“Swift water rescue (also called “white water rescue) is a rescue dealing with white water river conditions. Due to the added pressure of moving water, swift water rescue involves the use of specially trained personnel, ropes and mechanical advantage systems that are often much more robust than those used in standard rope rescue. The main goal is to use or deflect the water’s power to assist in the rescue of an endangered person, as in most situations there is no easy way to overcome the power of the water,” according to Wikipedia.
Mayo said that Palmetto Outdoor staff, and the staff at other tubing trip outfitters, stay in contact with West Columbia rescue operations, including the Swift Water Rescue Team. The team is called out if and when someone on the river is in peril.
“We call the West Columbia Fire Department and let them know when we’re launching tubing trips,” said Mayo, “and we stay in touch with them all day to let them know how it’s going. If there is a situation that may need an emergency response, they are aware of that immediately.”

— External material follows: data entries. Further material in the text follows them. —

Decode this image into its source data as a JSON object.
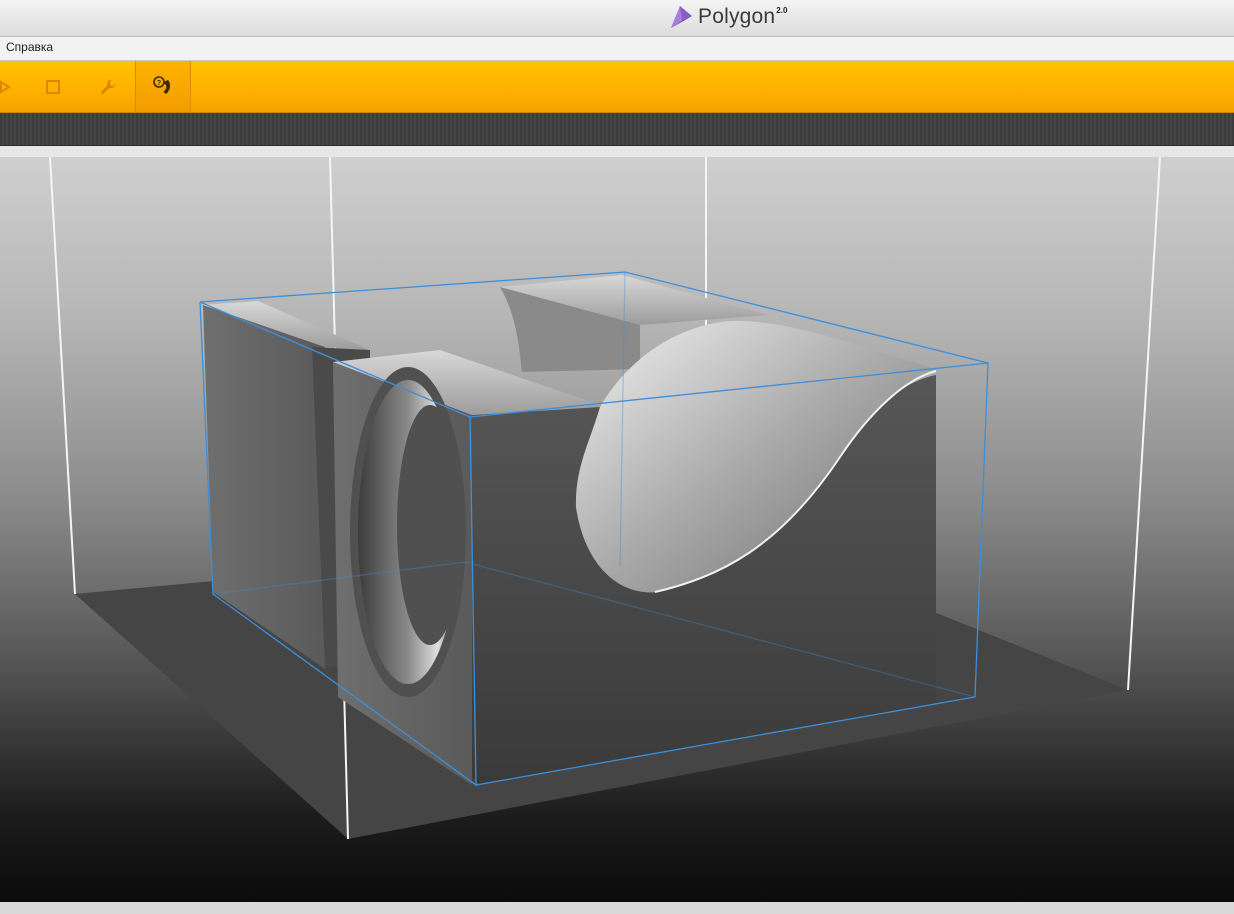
{
  "app": {
    "name": "Polygon",
    "version": "2.0"
  },
  "menu": {
    "items": [
      {
        "label": "Справка"
      }
    ]
  },
  "toolbar": {
    "tools": [
      {
        "icon": "play-arrow-icon"
      },
      {
        "icon": "square-icon"
      },
      {
        "icon": "wrench-icon"
      },
      {
        "icon": "support-phone-icon",
        "active": true
      }
    ]
  },
  "colors": {
    "toolbar_accent": "#ffb400",
    "logo_purple": "#7a4bb0",
    "bounding_box": "#3d8fd9"
  }
}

Mayo also said at the end of the day that he contacts West Columbia rescue personnel and lets them know that his last tuber or kayaker has gotten off the river.
“We always want to put safety first,” Mayo said. “And the relationship with the West Columbia Fire Department has been great. The Swift Water Rescue Team is very professional and we feel very secure knowing that they are aware of what is going on on the river. It’s such an added feeling of security knowing we can count on them.”
River safety is vital to the City of West Columbia.
“With the growth in the West Columbia River District and the importance of Riverwalk, we made a concentrated effort, with our Swift Water Rescue Team, to respond to the river around-the-clock,” said Interim West Columbia Fire Chief Marquis Solomon. He said 85 percent of the firefighters in the West Columbia Fire Department are trained for swift water rescue. “With the volume of people on the river increasing, we have made an investment so that we will be prepared.”
In addition to the coordination with the West Columbia Swift Water Rescue team, Mayo said there is the same relationship with the Columbia Fire Department’s Swift Water Rescue Team.
“It depends on which side of the river an emergency occurs,” he said. “If it’s on the West Columbia side, that’s who we call. The same if it’s on the Columbia side. We call them.”
Solomon also said West Columbia emergency response teams are busy this week preparing to protect the public from unsafe conditions due to inclement weather. Public space users should look for signs that parks and the Riverwalk are closed because of the severe storm that will affect the area.